TikTok was the most downloaded nongame app in the world in 2021, reports show. It is one of five nongame apps that have reached 3 billion downloads. About 28 percent of TikTok users are under 18 years old, the lawsuit says.
Anderson’s lawyers also contend that TikTok was aware of social media’s psychological effects on children, citing a December 2021 warning by the U.S. surgeon general about the “growing concern about the impact” on children and young people’s mental health.
The lawsuit also names 22 other dangerous challenges it claims have trended on the app, including the “Fire Mirror Challenge,” which prompts viewers to spray a flammable liquid on a mirror and then set it on fire. The “Hot Water Challenge” involves pouring boiling water on someone else, and the “Fire Challenge” requires users to light themselves on fire.
Last April, 12-year-old Joshua Haileyesus died after using a shoelace to attempt the “Blackout Challenge,” his parents claim. Joshua’s twin brother found him passed out on the bathroom floor of his Colorado home and tried to resuscitate him. He was transported to a hospital where he was on life support for 19 days.
The lawsuit alleges Joshua also saw the “Blackout Challenge” on his For You feed, and so did three other dead children.
A 14-year-old Australian boy died in June after reportedly attempting the challenge, and so did a 12-year-old boy the following month. In January, a 10-year-old girl in Italy also died as a result.
Nylah’s mom told reporters Thursday she is going against the social media giant to speak for her daughter and protect other children.
“I accepted that my daughter’s voice is gone forever, so I’m going to speak for her, and the message here today is something has to change,” Anderson said. “Something has to stop because I wouldn’t want any other parent to go through what I’m going through ever since December 7.”
Before the lawsuit was filed, ByteDance issued a statement referring to the challenge as “disturbing.”
“We remain vigilant in our commitment to user safety and would immediately remove related content if found,” the statement said.
TikTok said its For You feed reflects the viewing preferences of each user and recommends the content by ranking videos based on how the user interacts with them. It offers different videos sometimes to gauge the user’s interest.
“Our recommendation system is also designed with safety as a consideration,” TikTok said.
According to a November TikTok report, 34 percent of teen users said the challenges they saw on the app included some risk but were still safe. Nearly half, or 48 percent, said the challenges were safe, and 14 percent said they were dangerous. Just 0.3 percent of teens said the challenges were “very dangerous,” TikTok said.
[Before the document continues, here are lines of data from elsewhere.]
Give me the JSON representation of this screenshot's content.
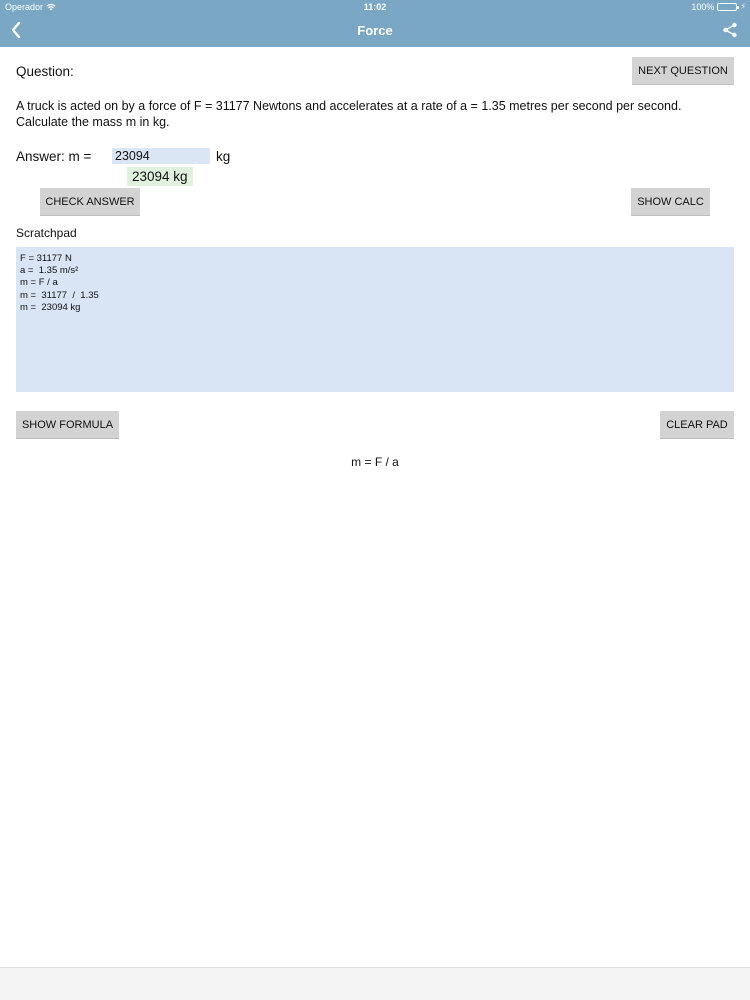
{
  "status": {
    "carrier": "Operador",
    "time": "11:02",
    "battery": "100%"
  },
  "nav": {
    "title": "Force"
  },
  "question": {
    "label": "Question:",
    "text": "A truck is acted on by a force of F = 31177 Newtons  and  accelerates at a rate of a = 1.35 metres per second per second. Calculate the  mass m in kg.",
    "next_button": "NEXT QUESTION"
  },
  "answer": {
    "label": "Answer:  m =",
    "value": "23094",
    "unit": "kg",
    "result": "23094 kg",
    "check_button": "CHECK ANSWER",
    "show_calc_button": "SHOW CALC"
  },
  "scratchpad": {
    "label": "Scratchpad",
    "lines": [
      "F = 31177 N",
      "a =  1.35 m/s²",
      "m = F / a",
      "m =  31177  /  1.35",
      "m =  23094 kg"
    ]
  },
  "formula": {
    "show_button": "SHOW FORMULA",
    "clear_button": "CLEAR PAD",
    "text": "m = F / a"
  },
  "colors": {
    "navbar": "#7aa7c4",
    "scratchpad": "#d9e4f5",
    "result": "#e0f2de",
    "button": "#d3d3d3"
  }
}
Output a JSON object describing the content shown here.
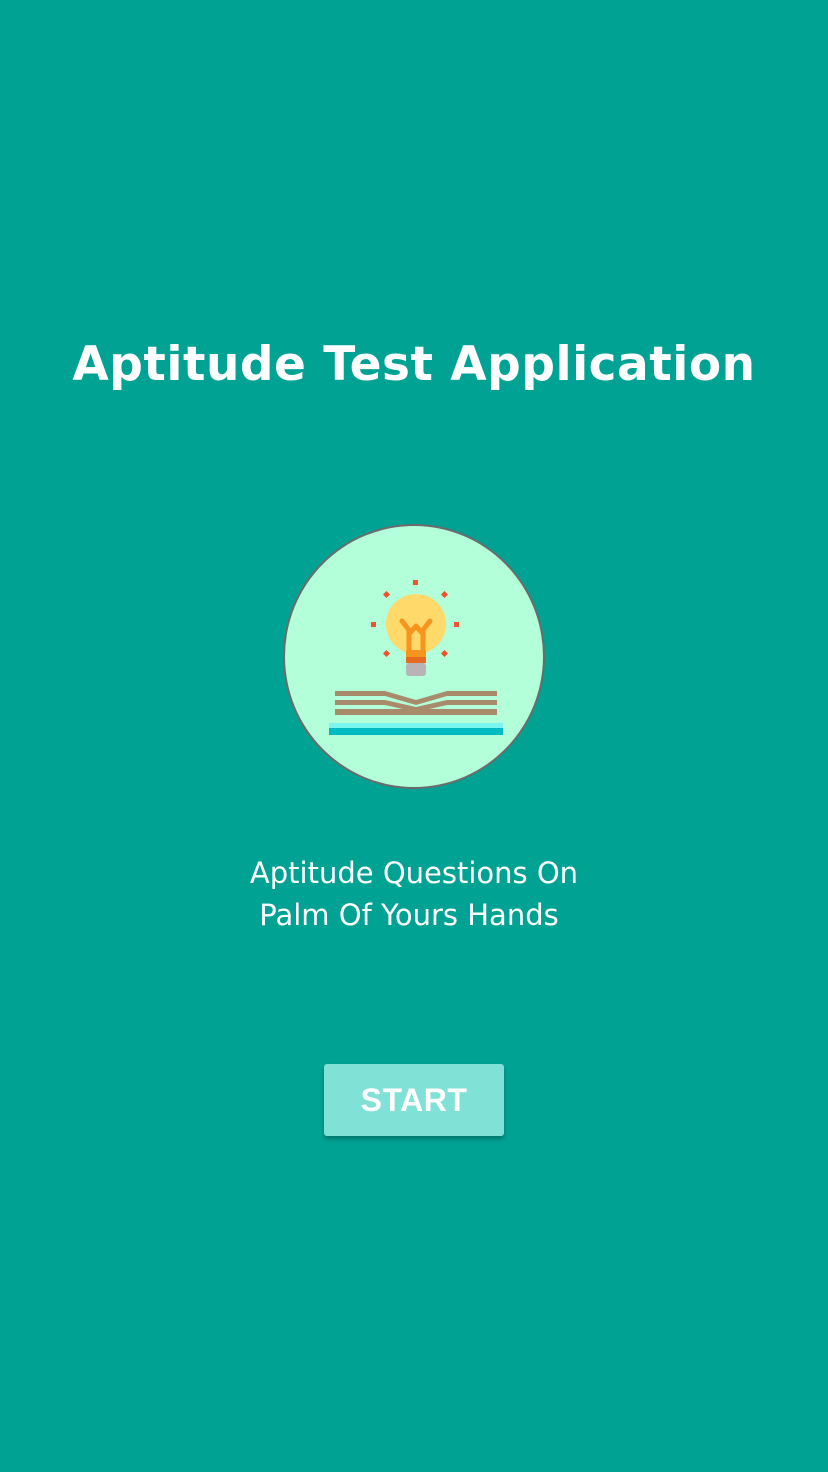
{
  "app": {
    "title": "Aptitude Test Application",
    "tagline_line1": "Aptitude Questions On",
    "tagline_line2": "Palm Of Yours Hands",
    "start_label": "START"
  },
  "logo": {
    "icon": "lightbulb-book-icon"
  },
  "colors": {
    "background": "#00A294",
    "logo_background": "#B2FFDA",
    "button": "#80E2D6",
    "text": "#FFFFFF"
  }
}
“We created technology that alerts our safety teams to sudden increases in violating content linked to hashtags, and we have now expanded this to also capture potentially dangerous behavior,” Tik Tok said.
TikTok previously barred content associated with the search term “Blackout Challenge” from the app, a July report by Insider shows. The company designed the app for people 13 years or older. It also offers family pairing and a version for younger children.
A May 13 search for “blackout challenge” on TikTok populates a safety warning.
“Some online challenges can be dangerous, disturbing, or even fabricated,” it says. “Learn how to recognize harmful challenges so you can protect your health and well-being.”
Data shows that an asphyxiation challenge was popular among children and teens long before TikTok. Centers for Disease Control and Prevention’s data show 82 American children between the ages of 6 to 19 died from “probable choking-game deaths” between 1995 to 2007. TikTok launched in 2016.